[[ RECORDS FOR THIS EXERCISE open ]]

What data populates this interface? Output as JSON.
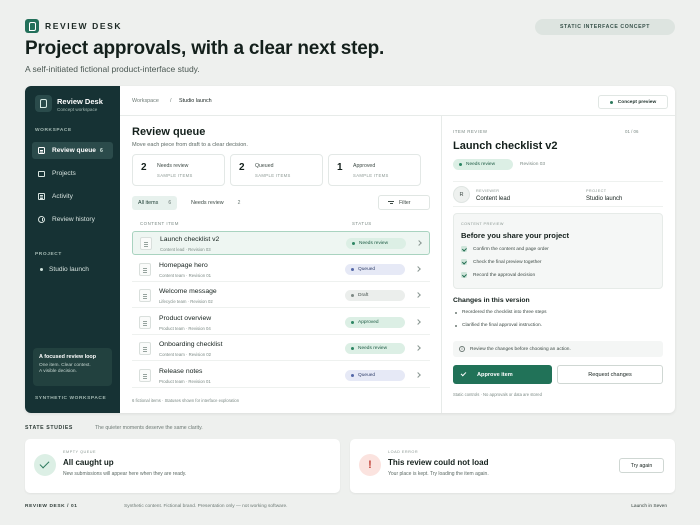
{
  "header": {
    "brand": "REVIEW DESK",
    "concept_badge": "STATIC INTERFACE CONCEPT",
    "title": "Project approvals, with a clear next step.",
    "subtitle": "A self-initiated fictional product-interface study."
  },
  "sidebar": {
    "app_name": "Review Desk",
    "app_sub": "Concept workspace",
    "workspace_label": "WORKSPACE",
    "items": [
      {
        "label": "Review queue",
        "badge": "6",
        "icon": "queue-icon"
      },
      {
        "label": "Projects",
        "icon": "folder-icon"
      },
      {
        "label": "Activity",
        "icon": "activity-icon"
      },
      {
        "label": "Review history",
        "icon": "history-icon"
      }
    ],
    "project_label": "PROJECT",
    "project": "Studio launch",
    "loop_title": "A focused review loop",
    "loop_lines": [
      "One item. Clear context.",
      "A visible decision."
    ],
    "footer": "SYNTHETIC WORKSPACE"
  },
  "topbar": {
    "crumb_1": "Workspace",
    "crumb_sep": "/",
    "crumb_2": "Studio launch",
    "preview_button": "Concept preview"
  },
  "queue": {
    "title": "Review queue",
    "subtitle": "Move each piece from draft to a clear decision.",
    "stats": [
      {
        "num": "2",
        "label": "Needs review",
        "caption": "SAMPLE ITEMS"
      },
      {
        "num": "2",
        "label": "Queued",
        "caption": "SAMPLE ITEMS"
      },
      {
        "num": "1",
        "label": "Approved",
        "caption": "SAMPLE ITEMS"
      }
    ],
    "tabs": [
      {
        "label": "All items",
        "count": "6"
      },
      {
        "label": "Needs review",
        "count": "2"
      }
    ],
    "filter": "Filter",
    "col_item": "CONTENT ITEM",
    "col_status": "STATUS",
    "rows": [
      {
        "title": "Launch checklist v2",
        "meta": "Content lead · Revision 03",
        "status": "Needs review"
      },
      {
        "title": "Homepage hero",
        "meta": "Content team · Revision 01",
        "status": "Queued"
      },
      {
        "title": "Welcome message",
        "meta": "Lifecycle team · Revision 02",
        "status": "Draft"
      },
      {
        "title": "Product overview",
        "meta": "Product team · Revision 04",
        "status": "Approved"
      },
      {
        "title": "Onboarding checklist",
        "meta": "Content team · Revision 02",
        "status": "Needs review"
      },
      {
        "title": "Release notes",
        "meta": "Product team · Revision 01",
        "status": "Queued"
      }
    ],
    "footer": "6 fictional items · Statuses shown for interface exploration"
  },
  "detail": {
    "eyebrow": "ITEM REVIEW",
    "page": "01 / 06",
    "title": "Launch checklist v2",
    "status": "Needs review",
    "revision": "Revision 03",
    "avatar": "R",
    "reviewer_cap": "REVIEWER",
    "reviewer": "Content lead",
    "project_cap": "PROJECT",
    "project": "Studio launch",
    "checklist_cap": "CONTENT PREVIEW",
    "checklist_title": "Before you share your project",
    "checklist": [
      "Confirm the content and page order",
      "Check the final preview together",
      "Record the approval decision"
    ],
    "changes_title": "Changes in this version",
    "changes": [
      "Reordered the checklist into three steps",
      "Clarified the final approval instruction."
    ],
    "note": "Review the changes before choosing an action.",
    "approve": "Approve item",
    "request": "Request changes",
    "static_note": "Static controls · No approvals or data are stored"
  },
  "states": {
    "label": "STATE STUDIES",
    "sub": "The quieter moments deserve the same clarity.",
    "empty_cap": "EMPTY QUEUE",
    "empty_title": "All caught up",
    "empty_body": "New submissions will appear here when they are ready.",
    "error_icon": "!",
    "error_cap": "LOAD ERROR",
    "error_title": "This review could not load",
    "error_body": "Your place is kept. Try loading the item again.",
    "retry": "Try again"
  },
  "footer": {
    "left": "REVIEW DESK / 01",
    "mid": "Synthetic content. Fictional brand. Presentation only — not working software.",
    "right": "Launch in Seven"
  },
  "colors": {
    "accent": "#217258",
    "sidebar": "#163234",
    "background": "#eef0ee",
    "needs_review": "#dcefe5",
    "queued": "#e6e9f6",
    "error": "#fbe3df"
  }
}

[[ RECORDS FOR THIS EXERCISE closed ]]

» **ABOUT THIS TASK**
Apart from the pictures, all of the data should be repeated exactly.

» **SOLVED PROBLEM**
What data populates this interface? Output as JSON.
{
  "header": {
    "brand": "REVIEW DESK",
    "concept_badge": "STATIC INTERFACE CONCEPT",
    "title": "Project approvals, with a clear next step.",
    "subtitle": "A self-initiated fictional product-interface study."
  },
  "sidebar": {
    "app_name": "Review Desk",
    "app_sub": "Concept workspace",
    "workspace_label": "WORKSPACE",
    "items": [
      {
        "label": "Review queue",
        "badge": "6",
        "icon": "queue-icon"
      },
      {
        "label": "Projects",
        "icon": "folder-icon"
      },
      {
        "label": "Activity",
        "icon": "activity-icon"
      },
      {
        "label": "Review history",
        "icon": "history-icon"
      }
    ],
    "project_label": "PROJECT",
    "project": "Studio launch",
    "loop_title": "A focused review loop",
    "loop_lines": [
      "One item. Clear context.",
      "A visible decision."
    ],
    "footer": "SYNTHETIC WORKSPACE"
  },
  "topbar": {
    "crumb_1": "Workspace",
    "crumb_sep": "/",
    "crumb_2": "Studio launch",
    "preview_button": "Concept preview"
  },
  "queue": {
    "title": "Review queue",
    "subtitle": "Move each piece from draft to a clear decision.",
    "stats": [
      {
        "num": "2",
        "label": "Needs review",
        "caption": "SAMPLE ITEMS"
      },
      {
        "num": "2",
        "label": "Queued",
        "caption": "SAMPLE ITEMS"
      },
      {
        "num": "1",
        "label": "Approved",
        "caption": "SAMPLE ITEMS"
      }
    ],
    "tabs": [
      {
        "label": "All items",
        "count": "6"
      },
      {
        "label": "Needs review",
        "count": "2"
      }
    ],
    "filter": "Filter",
    "col_item": "CONTENT ITEM",
    "col_status": "STATUS",
    "rows": [
      {
        "title": "Launch checklist v2",
        "meta": "Content lead · Revision 03",
        "status": "Needs review"
      },
      {
        "title": "Homepage hero",
        "meta": "Content team · Revision 01",
        "status": "Queued"
      },
      {
        "title": "Welcome message",
        "meta": "Lifecycle team · Revision 02",
        "status": "Draft"
      },
      {
        "title": "Product overview",
        "meta": "Product team · Revision 04",
        "status": "Approved"
      },
      {
        "title": "Onboarding checklist",
        "meta": "Content team · Revision 02",
        "status": "Needs review"
      },
      {
        "title": "Release notes",
        "meta": "Product team · Revision 01",
        "status": "Queued"
      }
    ],
    "footer": "6 fictional items · Statuses shown for interface exploration"
  },
  "detail": {
    "eyebrow": "ITEM REVIEW",
    "page": "01 / 06",
    "title": "Launch checklist v2",
    "status": "Needs review",
    "revision": "Revision 03",
    "avatar": "R",
    "reviewer_cap": "REVIEWER",
    "reviewer": "Content lead",
    "project_cap": "PROJECT",
    "project": "Studio launch",
    "checklist_cap": "CONTENT PREVIEW",
    "checklist_title": "Before you share your project",
    "checklist": [
      "Confirm the content and page order",
      "Check the final preview together",
      "Record the approval decision"
    ],
    "changes_title": "Changes in this version",
    "changes": [
      "Reordered the checklist into three steps",
      "Clarified the final approval instruction."
    ],
    "note": "Review the changes before choosing an action.",
    "approve": "Approve item",
    "request": "Request changes",
    "static_note": "Static controls · No approvals or data are stored"
  },
  "states": {
    "label": "STATE STUDIES",
    "sub": "The quieter moments deserve the same clarity.",
    "empty_cap": "EMPTY QUEUE",
    "empty_title": "All caught up",
    "empty_body": "New submissions will appear here when they are ready.",
    "error_icon": "!",
    "error_cap": "LOAD ERROR",
    "error_title": "This review could not load",
    "error_body": "Your place is kept. Try loading the item again.",
    "retry": "Try again"
  },
  "footer": {
    "left": "REVIEW DESK / 01",
    "mid": "Synthetic content. Fictional brand. Presentation only — not working software.",
    "right": "Launch in Seven"
  },
  "colors": {
    "accent": "#217258",
    "sidebar": "#163234",
    "background": "#eef0ee",
    "needs_review": "#dcefe5",
    "queued": "#e6e9f6",
    "error": "#fbe3df"
  }
}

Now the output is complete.